Hi Ignatz! Why do you say the bunks (hibernation chambers) are way off? I thought that they were in fact pretty good and incorporate some of the instrumentation details seen in the movie. Although it did seem that the two lower hibernation chambers are slightly "squat vertically" for the apparent purpose of fitting the interior set into the exterior shape, as you noted.
As far as I know, Sarge has fixed the blowout problems in his later production runs of this kit. Mine was from the very first production run and had the big pillow shaped blowout in the bulkhead wall which separates the cockpit seat area from the lower port side hibernation chamber. I used a chisel blade in my hobby knife set to chip it away, without much trouble at all actually. Doing that that removes much of the texture of the bulkhead wall. But it isn't a problem because this area of the model can only be seen through the relatively small front windows of the ship and is also obscured behind the crew seats.
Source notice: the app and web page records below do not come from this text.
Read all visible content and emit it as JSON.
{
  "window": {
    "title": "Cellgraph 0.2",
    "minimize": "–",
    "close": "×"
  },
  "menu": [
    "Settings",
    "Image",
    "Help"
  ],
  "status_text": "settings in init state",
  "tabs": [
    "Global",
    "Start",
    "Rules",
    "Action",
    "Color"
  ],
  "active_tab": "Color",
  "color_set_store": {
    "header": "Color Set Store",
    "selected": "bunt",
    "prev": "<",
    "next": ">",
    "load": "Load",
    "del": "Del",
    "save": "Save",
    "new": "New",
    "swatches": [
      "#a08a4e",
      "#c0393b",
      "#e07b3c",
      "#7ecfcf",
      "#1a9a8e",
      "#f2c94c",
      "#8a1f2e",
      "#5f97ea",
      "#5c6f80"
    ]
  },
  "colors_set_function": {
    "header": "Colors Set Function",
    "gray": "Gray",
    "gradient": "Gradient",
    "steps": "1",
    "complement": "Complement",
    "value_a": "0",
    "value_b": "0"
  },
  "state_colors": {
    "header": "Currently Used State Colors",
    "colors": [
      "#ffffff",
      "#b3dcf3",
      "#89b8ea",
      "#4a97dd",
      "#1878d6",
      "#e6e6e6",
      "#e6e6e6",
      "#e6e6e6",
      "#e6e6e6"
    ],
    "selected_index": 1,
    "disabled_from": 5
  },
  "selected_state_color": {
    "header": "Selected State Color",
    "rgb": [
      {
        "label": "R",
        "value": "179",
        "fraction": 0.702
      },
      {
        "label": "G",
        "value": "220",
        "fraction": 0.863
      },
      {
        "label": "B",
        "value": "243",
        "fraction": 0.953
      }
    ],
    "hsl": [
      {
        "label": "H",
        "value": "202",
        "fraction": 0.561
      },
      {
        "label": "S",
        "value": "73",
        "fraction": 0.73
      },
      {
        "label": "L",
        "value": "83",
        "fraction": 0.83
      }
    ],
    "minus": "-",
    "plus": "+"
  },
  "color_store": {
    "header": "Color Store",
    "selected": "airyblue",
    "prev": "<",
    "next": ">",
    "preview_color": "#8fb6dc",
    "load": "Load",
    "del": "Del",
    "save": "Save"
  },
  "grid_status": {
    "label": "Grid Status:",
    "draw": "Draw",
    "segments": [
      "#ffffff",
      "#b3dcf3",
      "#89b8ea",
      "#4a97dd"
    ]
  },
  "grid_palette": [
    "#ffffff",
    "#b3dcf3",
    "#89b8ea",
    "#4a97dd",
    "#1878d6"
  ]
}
Yeah, Dave. That's mostly it. The bunks should stack on a diagonal line so the glass lids, will line up on the diagonal too. There's a thick-ish partition just forward of the bunks that have an interesting diamond sided profile that's quite noticeable in the set but is not really represented in the model. My first impression of the instruments in the bunks are that they didn't really match up to what's shown on screen and their size was a bit exxagerated. It's nice that they are there, but it's the kind of thing that instantly makes me start assessing what it would take to redo them. In the end I take it with all with a grain of salt. As a total package, the details, kit features, level of accuracy inside and out, price, and availability--you simply cannot go wrong.
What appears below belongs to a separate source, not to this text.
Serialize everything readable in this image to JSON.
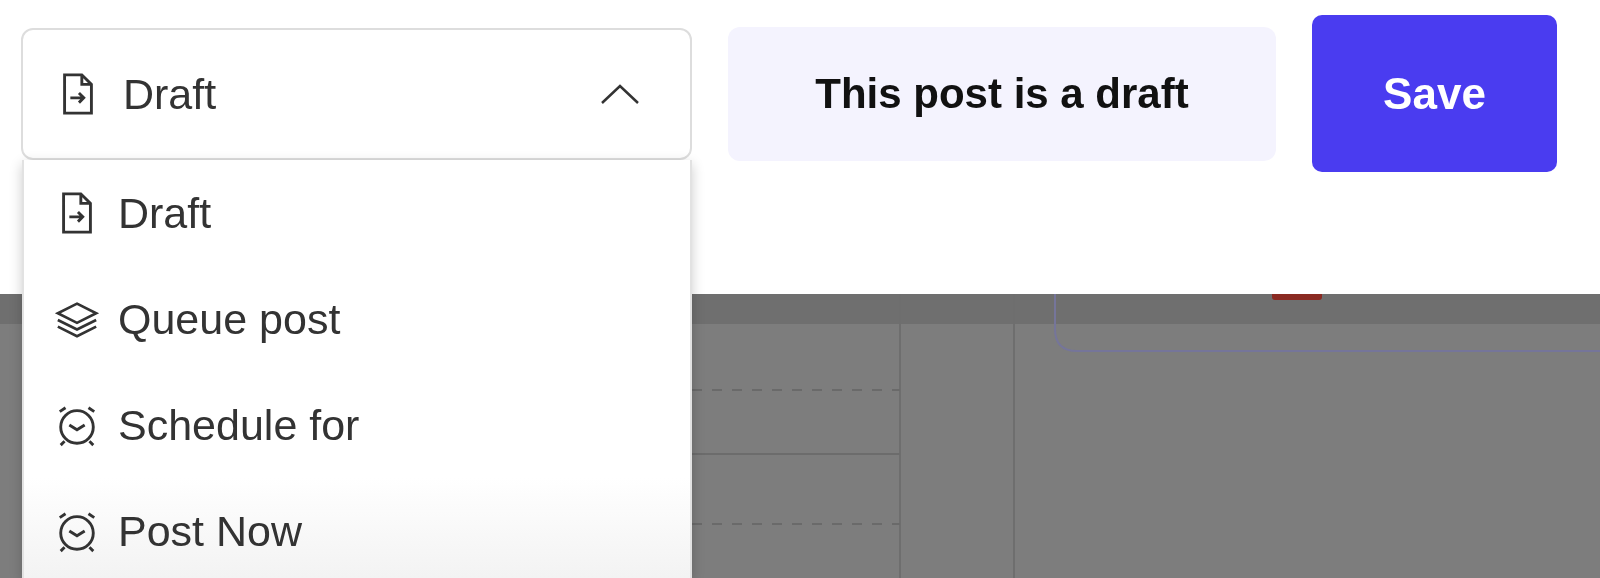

Agreed - you simply cannot go wrong with the Wilco!
But I'll have to take a look at my Planet of the Apes DVD to look for those things you mentioned. I had not noticed them before, even though I watched the opening sequences of the movie featuring the Icarus when my Wilco model of it arrived!
All the little inaccuracies mentioned don't bother me in the least. As has been discussed on another thread, half the fun of modeling is trying to make our kits look as close to the vehicles in the movies/TV shows they're based on.
From what I've heard of The Sarge & his prices, his kits are a great value. I've also heard alot of good things about Skyhooks' kits and their value for the dollar. We've all been in the hobby long enough to know that ANY kit will need some work to get it "just so." Polar's Jupiter 2 wasn't completely accurate (and it was a mass produced styrene kit), but for those of us who've built one, didn't we have a blast "fixing" those little quirks? I think we all expect to put in a little extra effort on resin kits (God knows how long it took Fluke to finish his Lunar Spindrift and that kit was 5 times more expensive than Sarge or Dave's kits and maybe half as accurate).
I'll get the Wilco eventually too, but for what I have in mind right now, Dave's kit fits the bill.
Now when I get around to building a Proteus, there's only 1 way to go...Wilco!:thumbsup:
Just got my Icarus from Skyhook. Gotta tell you, that's one beautiful casting. NOT ONE pinhole, air bubble or incompletely cast area on the kit. A couple of swipes with fine grade sandpaper on the mold lines (they're very faint) and she'd be ready for paint if I weren't opening up the escape hatch.